THE PROBLEM
Going line by line through the data below, report how many lines include the word "icon", with nothing added.

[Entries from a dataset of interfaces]
--

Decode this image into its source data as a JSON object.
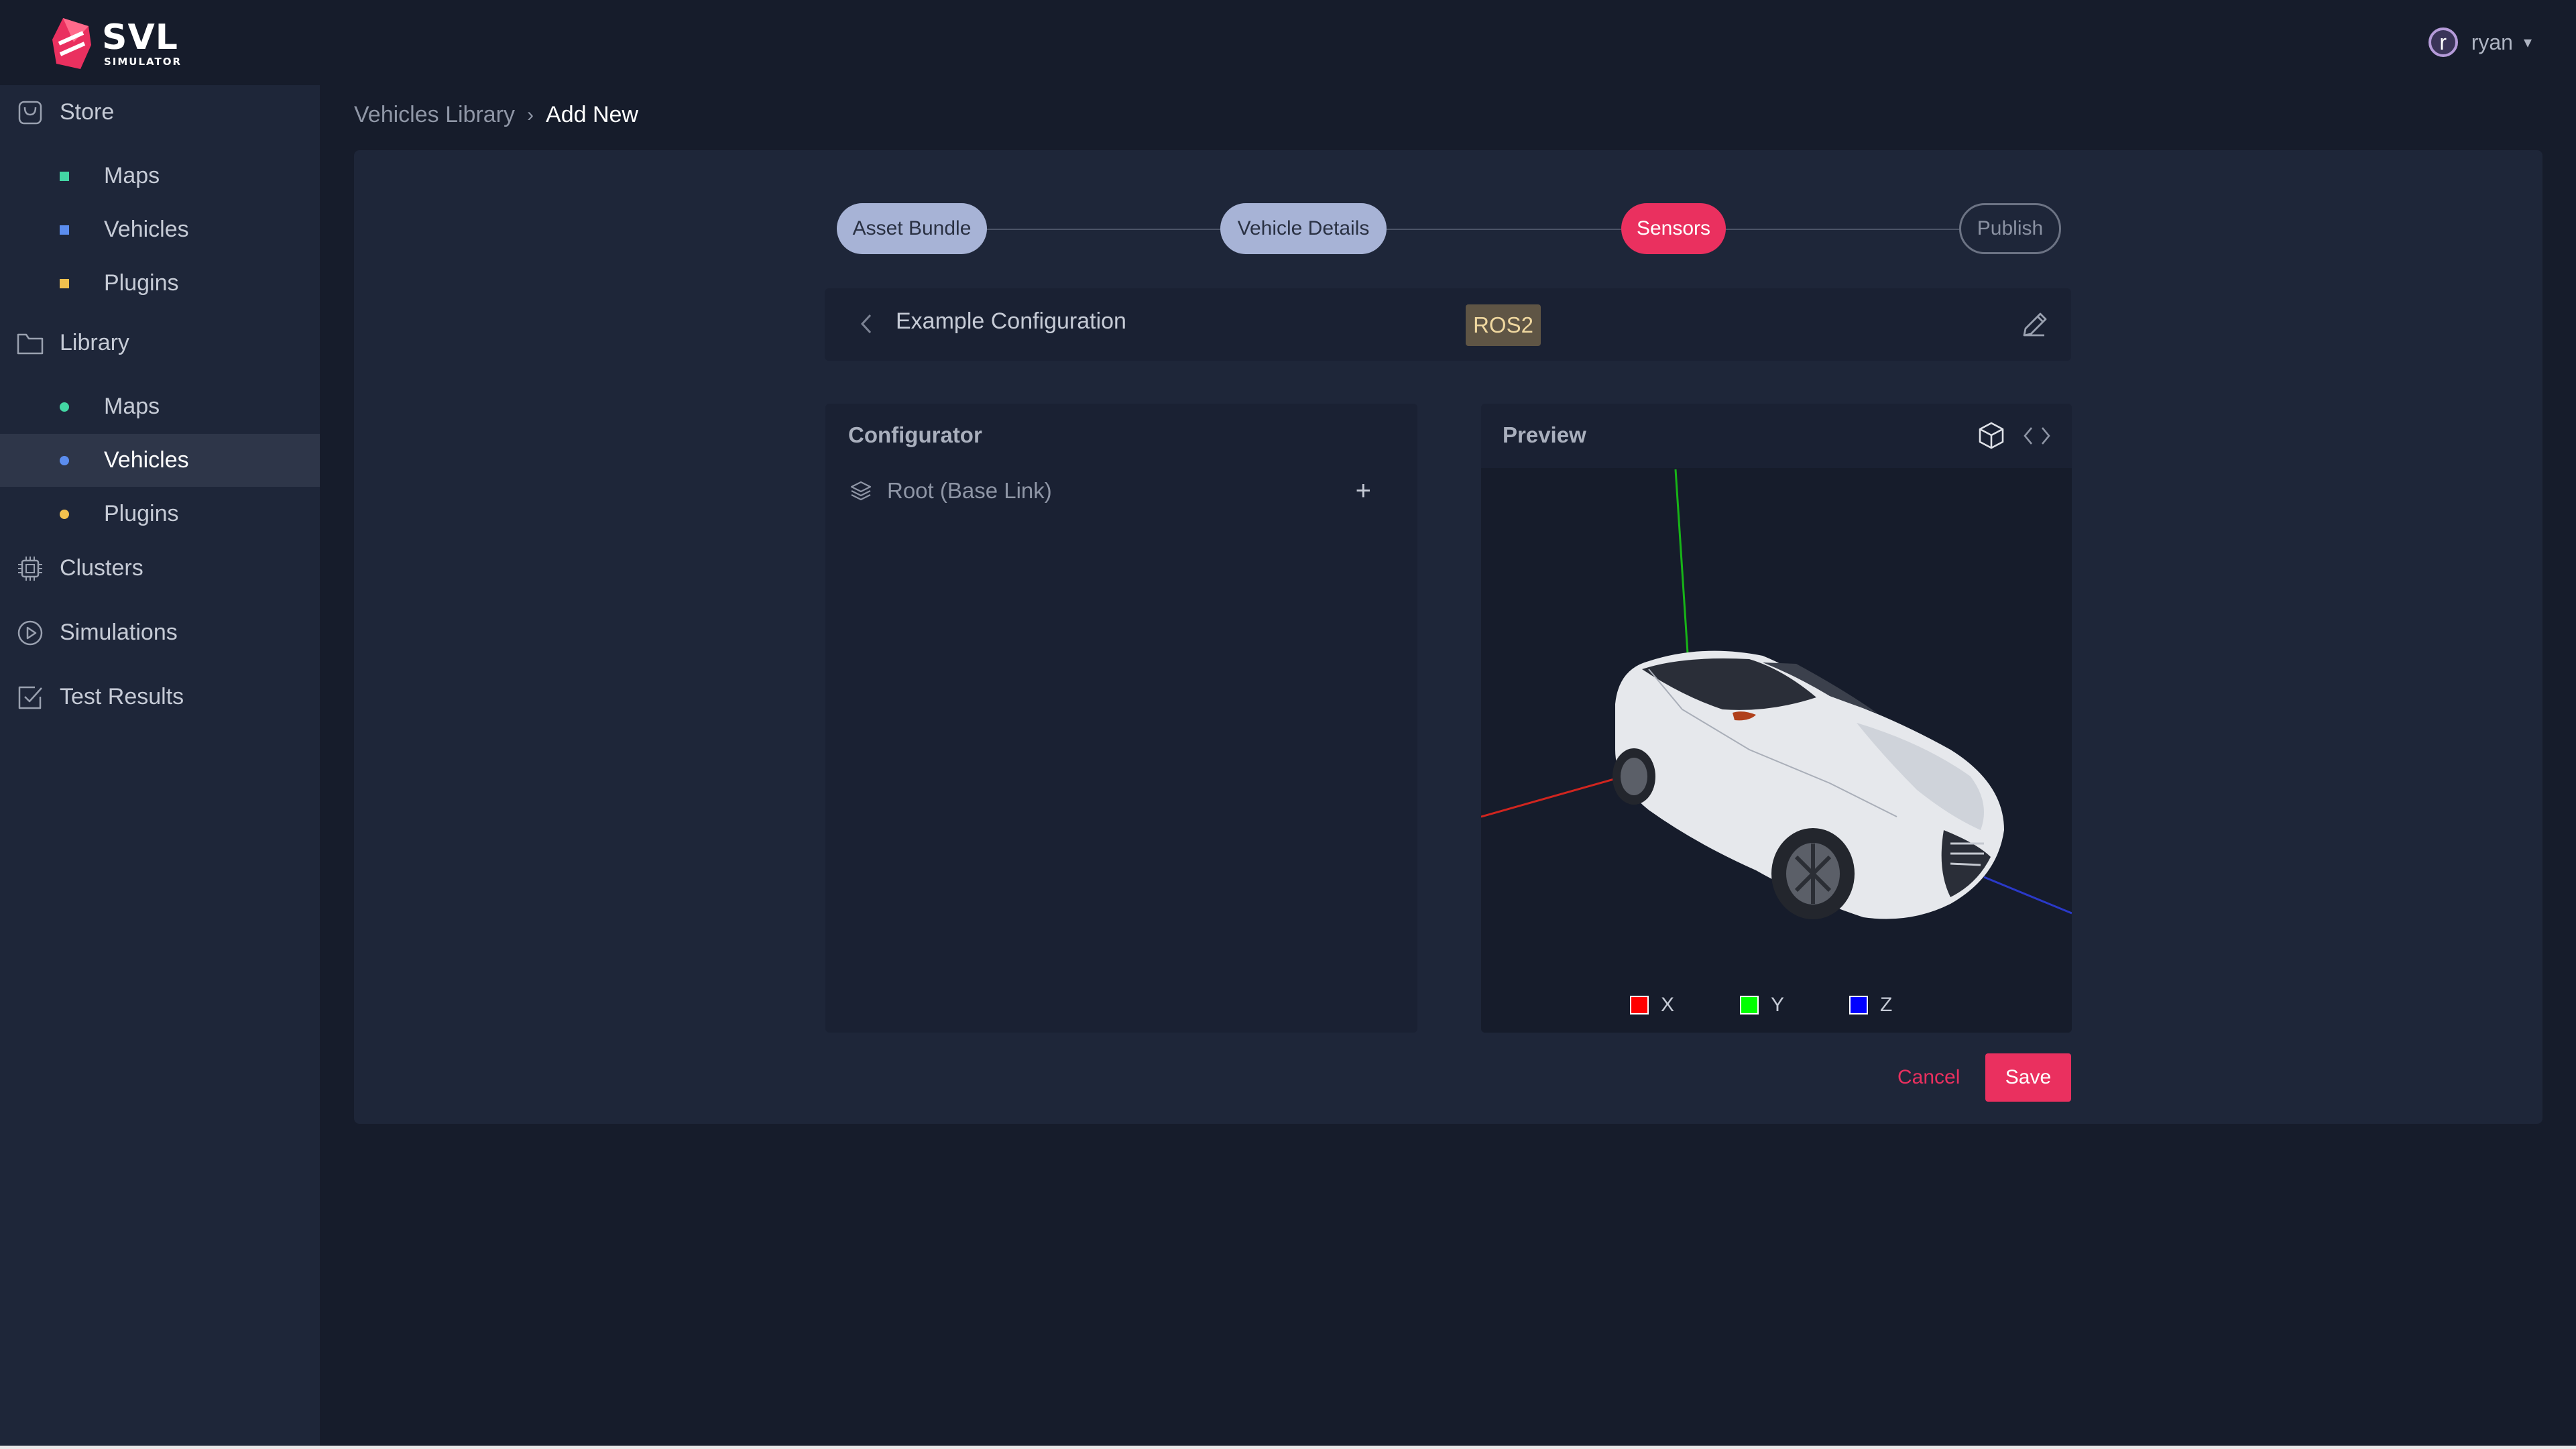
{
  "app": {
    "brand": "SVL",
    "brand_sub": "SIMULATOR",
    "accent_color": "#ea305f"
  },
  "user": {
    "avatar_letter": "r",
    "name": "ryan",
    "caret": "▾"
  },
  "sidebar": {
    "groups": [
      {
        "label": "Store",
        "icon": "store-bag-icon",
        "items": [
          {
            "label": "Maps",
            "bullet_color": "#43d6a4",
            "bullet_shape": "square"
          },
          {
            "label": "Vehicles",
            "bullet_color": "#5b8def",
            "bullet_shape": "square"
          },
          {
            "label": "Plugins",
            "bullet_color": "#f2c14e",
            "bullet_shape": "square"
          }
        ]
      },
      {
        "label": "Library",
        "icon": "folder-icon",
        "items": [
          {
            "label": "Maps",
            "bullet_color": "#43d6a4",
            "bullet_shape": "circle"
          },
          {
            "label": "Vehicles",
            "bullet_color": "#5b8def",
            "bullet_shape": "circle",
            "active": true
          },
          {
            "label": "Plugins",
            "bullet_color": "#f2c14e",
            "bullet_shape": "circle"
          }
        ]
      },
      {
        "label": "Clusters",
        "icon": "cpu-chip-icon"
      },
      {
        "label": "Simulations",
        "icon": "play-circle-icon"
      },
      {
        "label": "Test Results",
        "icon": "checkbox-icon"
      }
    ]
  },
  "breadcrumb": {
    "parent": "Vehicles Library",
    "separator": "›",
    "current": "Add New"
  },
  "stepper": {
    "steps": [
      {
        "label": "Asset Bundle",
        "state": "done"
      },
      {
        "label": "Vehicle Details",
        "state": "done"
      },
      {
        "label": "Sensors",
        "state": "current"
      },
      {
        "label": "Publish",
        "state": "todo"
      }
    ]
  },
  "config": {
    "name": "Example Configuration",
    "bridge_badge": "ROS2"
  },
  "configurator": {
    "title": "Configurator",
    "root_label": "Root (Base Link)",
    "add_symbol": "+"
  },
  "preview": {
    "title": "Preview",
    "legend": [
      {
        "label": "X",
        "color": "#ff0000"
      },
      {
        "label": "Y",
        "color": "#00ff00"
      },
      {
        "label": "Z",
        "color": "#0000ff"
      }
    ]
  },
  "actions": {
    "cancel": "Cancel",
    "save": "Save"
  }
}
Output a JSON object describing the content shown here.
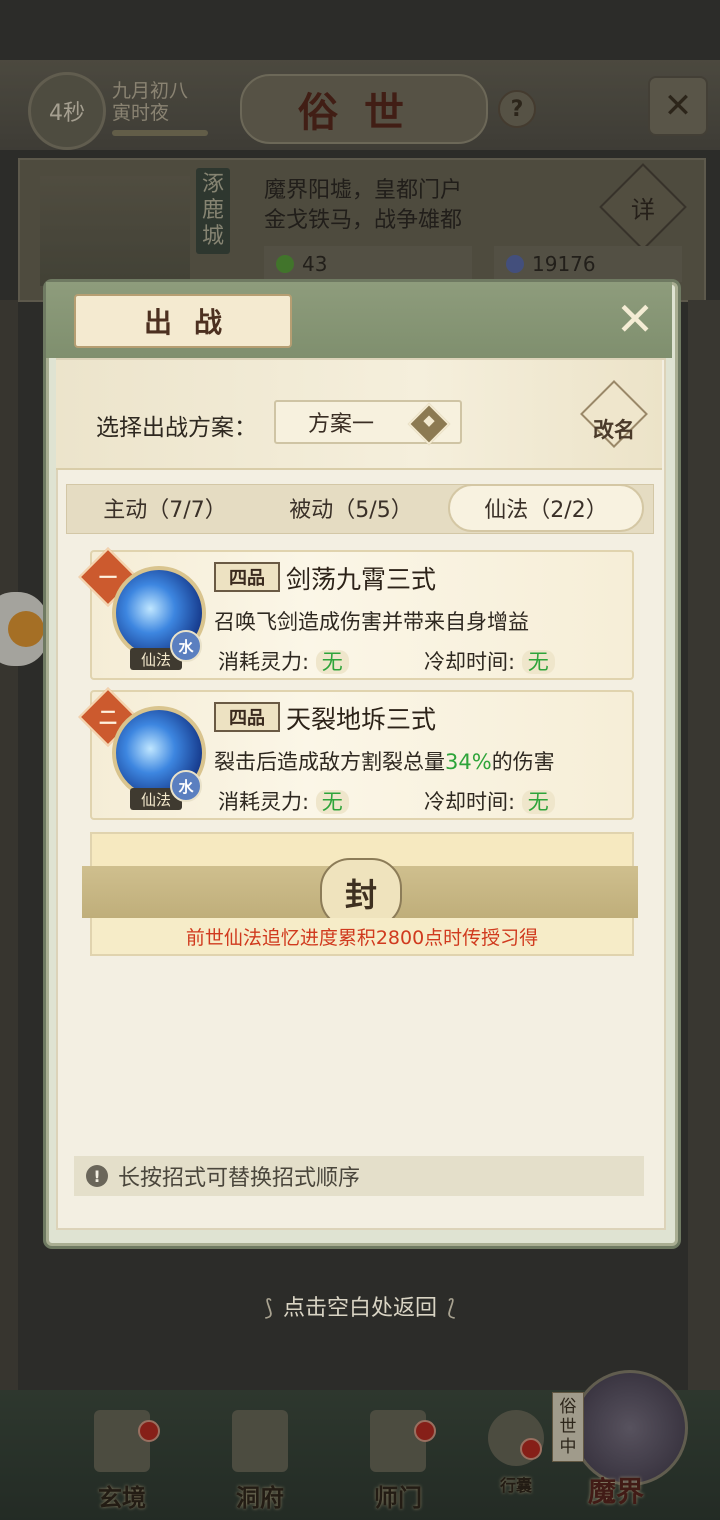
{
  "hud": {
    "timer": "4秒",
    "date_line1": "九月初八",
    "date_line2": "寅时夜",
    "title": "俗世",
    "help_icon": "question-icon",
    "close_icon": "close-x-icon"
  },
  "city": {
    "name": "涿鹿城",
    "desc_line1": "魔界阳墟，皇都门户",
    "desc_line2": "金戈铁马，战争雄都",
    "detail_label": "详",
    "resource1_value": "43",
    "resource2_value": "19176",
    "resource1_color": "#5aa83a",
    "resource2_color": "#5c6fb6"
  },
  "modal": {
    "title": "出战",
    "plan_label": "选择出战方案：",
    "plan_selected": "方案一",
    "rename_label": "改名",
    "tabs": [
      {
        "label": "主动（7/7）",
        "active": false
      },
      {
        "label": "被动（5/5）",
        "active": false
      },
      {
        "label": "仙法（2/2）",
        "active": true
      }
    ],
    "skills": [
      {
        "index": "一",
        "grade": "四品",
        "name": "剑荡九霄三式",
        "desc": "召唤飞剑造成伤害并带来自身增益",
        "type_tag": "仙法",
        "element": "水",
        "cost_label": "消耗灵力:",
        "cost_value": "无",
        "cooldown_label": "冷却时间:",
        "cooldown_value": "无"
      },
      {
        "index": "二",
        "grade": "四品",
        "name": "天裂地坼三式",
        "desc_prefix": "裂击后造成敌方割裂总量",
        "desc_highlight": "34%",
        "desc_suffix": "的伤害",
        "type_tag": "仙法",
        "element": "水",
        "cost_label": "消耗灵力:",
        "cost_value": "无",
        "cooldown_label": "冷却时间:",
        "cooldown_value": "无"
      }
    ],
    "sealed": {
      "seal_char": "封",
      "unlock_text": "前世仙法追忆进度累积2800点时传授习得"
    },
    "hint": "长按招式可替换招式顺序",
    "highlight_color": "#2ea43a",
    "warning_color": "#d03a1e"
  },
  "return_hint": "点击空白处返回",
  "nav": {
    "items": [
      {
        "label": "玄境",
        "badge": true
      },
      {
        "label": "洞府",
        "badge": false
      },
      {
        "label": "师门",
        "badge": true
      },
      {
        "label": "行囊",
        "badge": true
      }
    ],
    "realm_status": "俗世中",
    "realm_label": "魔界"
  }
}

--

ANSWER TO THE EXERCISE
7